top of page
  • Sanjukta Moorthy

The role of DEI in Impact Evaluation and the Clothworker's Company

I was invited to speak on a panel about the role of DEI in evaluation, hosted by NPC and the Clothworker's Company. We focused on how Board members could help their NGOs embed a DEI lens in their work and their roles.

It was a great discussion, with a lot of engagement and thought-provoking questions from our audience. Board members also serve an important role as thought partners, challenging your NGO's work, assumptions, and history.

This point became clear to me as I was planning for this event, where I noticed that one of the hosts is the Clothworker's Company. They have been around for over 500 years, with a mission to 'protect' the British textile industry.

If you know your history, you will know that this industry would not exist without the colonial exploitation of my country, India, since the 1600s.

I address this shameful hypocrisy during my talk - of an organisation with a history like this co-hosting a meeting on diversity, equity and inclusion. I discuss why we must confront the uncomfortable truths about our histories that we need to reconcile.

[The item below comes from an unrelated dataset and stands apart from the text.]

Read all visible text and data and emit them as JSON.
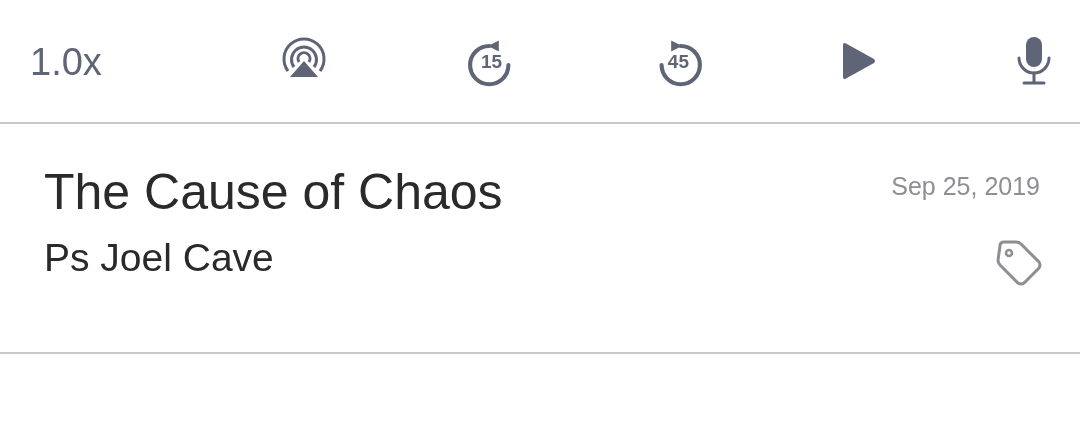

If you don't know this history, I cannot recommend Shashi Tharoor's book 'Inglorious Empire' enough. Here's an extract about the topic of textile exploitation:

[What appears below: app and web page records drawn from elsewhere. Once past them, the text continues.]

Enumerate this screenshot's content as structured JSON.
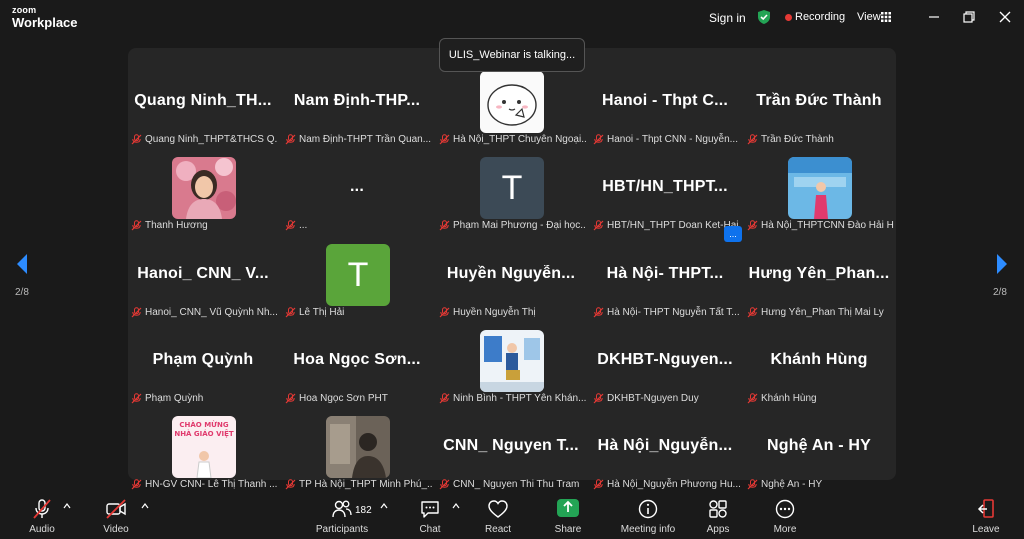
{
  "app": {
    "logo_line1": "zoom",
    "logo_line2": "Workplace"
  },
  "titlebar": {
    "signin": "Sign in",
    "recording": "Recording",
    "view": "View"
  },
  "talking_banner": "ULIS_Webinar is talking...",
  "pagination": {
    "left_label": "2/8",
    "right_label": "2/8"
  },
  "tiles": [
    {
      "name_big": "Quang  Ninh_TH...",
      "label": "Quang Ninh_THPT&THCS Q..."
    },
    {
      "name_big": "Nam  Định-THP...",
      "label": "Nam Định-THPT Trần Quan..."
    },
    {
      "avatar": "cartoon",
      "label": "Hà Nội_THPT Chuyên Ngoại..."
    },
    {
      "name_big": "Hanoi  -  Thpt  C...",
      "label": "Hanoi - Thpt CNN - Nguyễn..."
    },
    {
      "name_big": "Trần Đức Thành",
      "label": "Trần Đức Thành"
    },
    {
      "avatar": "photo-pink",
      "label": "Thanh Hương"
    },
    {
      "name_big": "...",
      "label": "..."
    },
    {
      "avatar": "letter",
      "letter": "T",
      "avatar_color": "#3c4a56",
      "label": "Phạm Mai Phương - Đại học..."
    },
    {
      "name_big": "HBT/HN_THPT...",
      "label": "HBT/HN_THPT Doan Ket-Hai..."
    },
    {
      "avatar": "photo-blue",
      "label": "Hà Nội_THPTCNN Đào Hải Hà"
    },
    {
      "name_big": "Hanoi_  CNN_  V...",
      "label": "Hanoi_ CNN_ Vũ Quỳnh Nh..."
    },
    {
      "avatar": "letter",
      "letter": "T",
      "avatar_color": "#5aa53a",
      "label": "Lê Thị Hải"
    },
    {
      "name_big": "Huyền  Nguyễn...",
      "label": "Huyền Nguyễn Thị"
    },
    {
      "name_big": "Hà  Nội-  THPT...",
      "label": "Hà Nội- THPT Nguyễn Tất T..."
    },
    {
      "name_big": "Hưng  Yên_Phan...",
      "label": "Hưng Yên_Phan Thị Mai Ly"
    },
    {
      "name_big": "Phạm Quỳnh",
      "label": "Phạm Quỳnh"
    },
    {
      "name_big": "Hoa  Ngọc  Sơn...",
      "label": "Hoa Ngọc Sơn PHT"
    },
    {
      "avatar": "photo-award",
      "label": "Ninh Bình - THPT Yên Khán..."
    },
    {
      "name_big": "DKHBT-Nguyen...",
      "label": "DKHBT-Nguyen Duy"
    },
    {
      "name_big": "Khánh Hùng",
      "label": "Khánh Hùng"
    },
    {
      "avatar": "photo-poster",
      "label": "HN-GV CNN- Lê Thị Thanh ..."
    },
    {
      "avatar": "photo-dark",
      "label": "TP Hà Nội_THPT Minh Phú_..."
    },
    {
      "name_big": "CNN_  Nguyen  T...",
      "label": "CNN_ Nguyen Thi Thu Tram"
    },
    {
      "name_big": "Hà  Nội_Nguyễn...",
      "label": "Hà Nội_Nguyễn Phương Hu..."
    },
    {
      "name_big": "Nghệ An - HY",
      "label": "Nghệ An - HY"
    }
  ],
  "more_button": "...",
  "toolbar": {
    "audio": "Audio",
    "video": "Video",
    "participants": "Participants",
    "participants_count": "182",
    "chat": "Chat",
    "react": "React",
    "share": "Share",
    "meeting_info": "Meeting info",
    "apps": "Apps",
    "more": "More",
    "leave": "Leave"
  },
  "colors": {
    "background": "#1a1a1a",
    "gallery": "#262626",
    "recording": "#e53935",
    "shield": "#23a455",
    "accent": "#0e72ed",
    "muted_red": "#e53935"
  }
}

"Britain's Industrial Revolution was built on the destruction of India's thriving manufacturing industries. Textiles were an emblematic case in point: the British systematically set about destroying India's textile manufacturing and exports, substitutiong Indian textiles by British ones manufactured in England.
Ironically, the British used Indian raw material and exported the finished prodcuts back to India and the rest of the world, the industrial equivalent of adding insult to injury."

The modern British textile industry began when my country was colonised, and it thrived under the theft of our natural resources, talent, intellectual property, and the loss of countless lives.

In preparation for the event, I searched the Clothworker's Company website. Searching for the word 'India' yields nothing. Strange, since the company would not exist without my country.

Nothing on the 'History' page discusses colonisation; never mind taking responsibility for their role in supporting this disgusting practice.

Searching the archives showed me that a contract exists between the East India Company and the Clothworker's Company, but we cannot see what it contains - merely that it concerns India.

The 500th anniversary 'celebration' of the Clothworker's Company lists its most prominent and influential members.

Many members of the Clothworker's Company were also founding members of the East India Company.

Some of you may know that I ran an ethical fashion business some years ago and worked with many women's cooperatives in India specifically to support our crafts and preserve our heritage, doing my small part to undo this exploitation. This is a subject very near and dear to me.

I received overwhelming support for my talk during and after the event. I am encouraged by my call to 'sit with the discomfort' resonating with people.

The following day, NPC contacted me to say they shared my research and my points with the Clothworker's Company during a debriefing session.

In response, the Clothworker's Company promised to investigate their role in colonisation and the transatlantic slave trade and to confront these realities.

I hope this will also mean they will share their findings publicly and not hide from their complicity in Britain's exploitative colonial history.

You can watch the entire event here, and I highly recommend the work of the other two speakers, Lisa Raftery from the Rosa Fund for Women and Tony McKenzie, trustee of Groundswell.

NPC summarised some of our points in a blog article here.

I am also speaking with NPC about a dedicated blog post on British NGOs' role in their colonial history and how we can decolonise our practices.

During the rest of my section, I discuss the role of language in opening up the culture of DEI in an organisation. In the UK, for example, words such as 'charity' are still used, further perpetuating this harmful dynamic of others being recipients of rich peoples' generosity. This is an outdated way of thinking and working, but unfortunately continues in the UK. So a great way to start with a DEI approach is to deliberately think through the language we use and why we choose certain words over others.

I discuss how we should improve the relationships with Board members to move forwards with a DEI lens. NGOs and philanthropies need to break this power dynamic and treat their Board members as thought partners. Too often, Board members are not allowed behind the curtains to see how their NGOs work. They should meet all members of their NGO, meet them often during the project cycle and the year, and engage more deeply with the different.

Note: I also use Oxfam as an example while talking about harmful practices since it was mentioned in the event's chat, and I wanted to ensure we adequately addressed it. Exploitation takes many forms, and Oxfam's sex scandals are a good example, though naturally far removed from colonisation.

bottom of page